When celebrity photographer Flo Ngala reached out to the New York Times earlier this year, she did not know how much it would impact her life. While the crux of her professional work has consisted of pointing her lens on the likes of Cardi B, Gucci Mane, and Remy Ma, that one little email sparked one of the best and most personal art of her career thus far.
In the article “When I Skate It Just Feels Free,“ Ngala, 24, who spent nearly 10 years ice-skating with the academic and leadership enrichment program for girls of color Figure Skating In Harlem (FSH), went back to the rink to capture the newest generation of skaters, landing her stunning black and white photos on the iconic newspaper’s front page.
Now ten months later, her passion project has become her first solo exhibition to date. Displaying twenty pictures, mostly unseen from the original Times project, “Harlem Ice: The Selects Folder,” is a love letter to the African-American and Latina girls and teens “who express their freedom through skating, sisterhood, and community.”
“Before photography, skating was my first passion and FSH was such a huge part of my life. They taught me the importance of training, making goals and persistence, all traits I’ve needed to succeed as a photographer,” Ngala told Essence.
“I wouldn’t be where I am today without the organization, so to be able to bring together my two passions is amazing and feels full circle.”
The exhibit’s curator and producer Cierra Britton, 23, shared that putting the show together felt serendipitous because shortly after randomly meeting Ngala —the photographer stumbled into her job asking for a computer charger—the owner of the Compère Collective Gallery in Red Hook, Brooklyn, asked Britton did she know of an artist who could showcase their work to help raise money for FSH. Instantly, Ngala came to mind.
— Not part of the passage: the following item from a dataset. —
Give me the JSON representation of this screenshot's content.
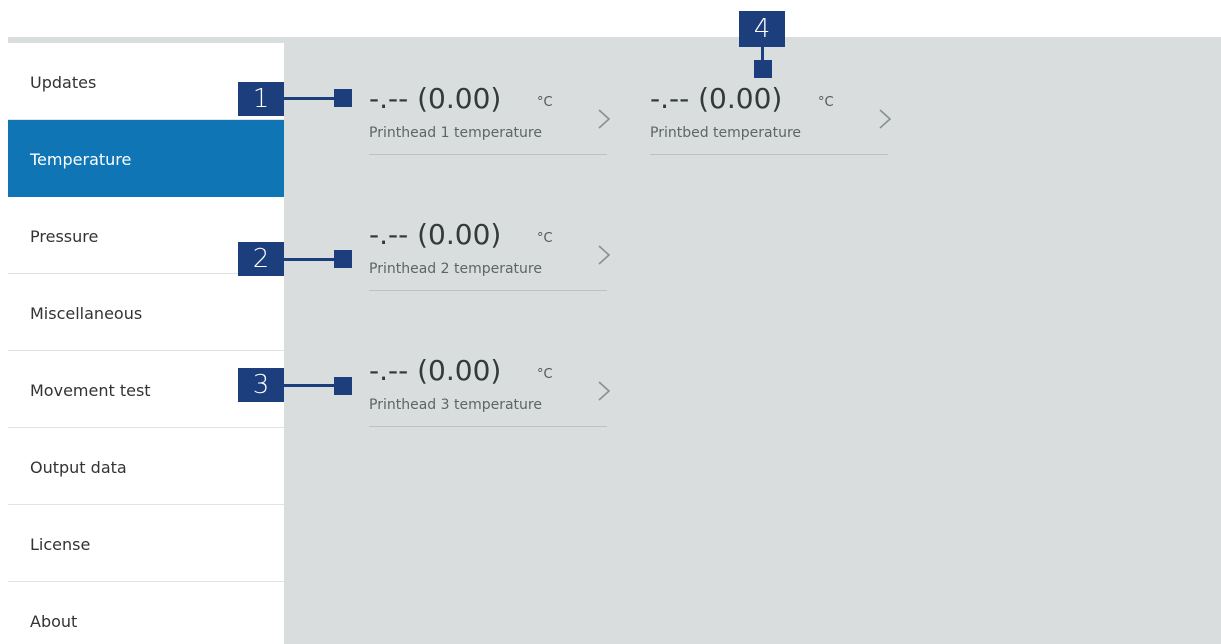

“She already had this amazing body of work and so many that no one had seen before. I was just blown away by it,” Britton said.
At first glance, the array of photos show the skaters in their glory, showing off their gleaming white skates and sequined leotards and they glide across the ice like ballerinas. Looking longer and harder at the exhibit, the photos radiate teamwork, determination and the hard work that goes into excelling in this sport and in life. But most important, they are a full display of the power of Black Girl Magic, utter joy and plain old fun, which is sorely missing from art and pop culture when it comes to everyday black women and girls.
“There is this joyful feeling because they are doing what they love. For example, one girl fell and the girls surrounded her, making her feel better. These young women have found happiness and love and you see the dedication as they cheer each other on,” says Ngala.
She adds that the exhibit also provides much-needed inspiration for a younger generation of skaters.
“Seeing women like Debbie Thomas and Surya Bonaly, who made their mark in skating, inspired me when I was younger. That’s the power of representation. Even now, seeing Serena Williams and Simone Biles dominate in their sports, all of that matters to black girls who need to see someone like them,” she says.
For Britton, one of “Harlem Ice’s” goals is to also change perceptions about who can be a skater in a historically white sport.
“When you think of Black women, what do you think of ice skating? Do you put those two together? If not, why? Whether you come with that perspective or not, you will leave wanting to know the answer.”
The overwhelming turnout and response to this exhibit prove that there is a hunger for this type of art. The show’s opening night on October 13 was packed with more than 100 people who made their way to Red Hook.
“A man told me that he stepped outside and cried because he was so touched by the work,” Ngala shared. “As an artist, that meant so much to me because I wanted for this to be a real, authentic and intimate look at these young girls.”
While the exhibit ends on the 26th of October, Ngala hopes that the images can live on with a possible traveling exhibit across the country.
“We want for viewers to feel the importance of this kind of storytelling, and how crucial it is to amplify narratives surrounding the necessity of access and the power in opportunity.”
To learn more about “Harlem Ice” visit flongala.com/harlem-ice.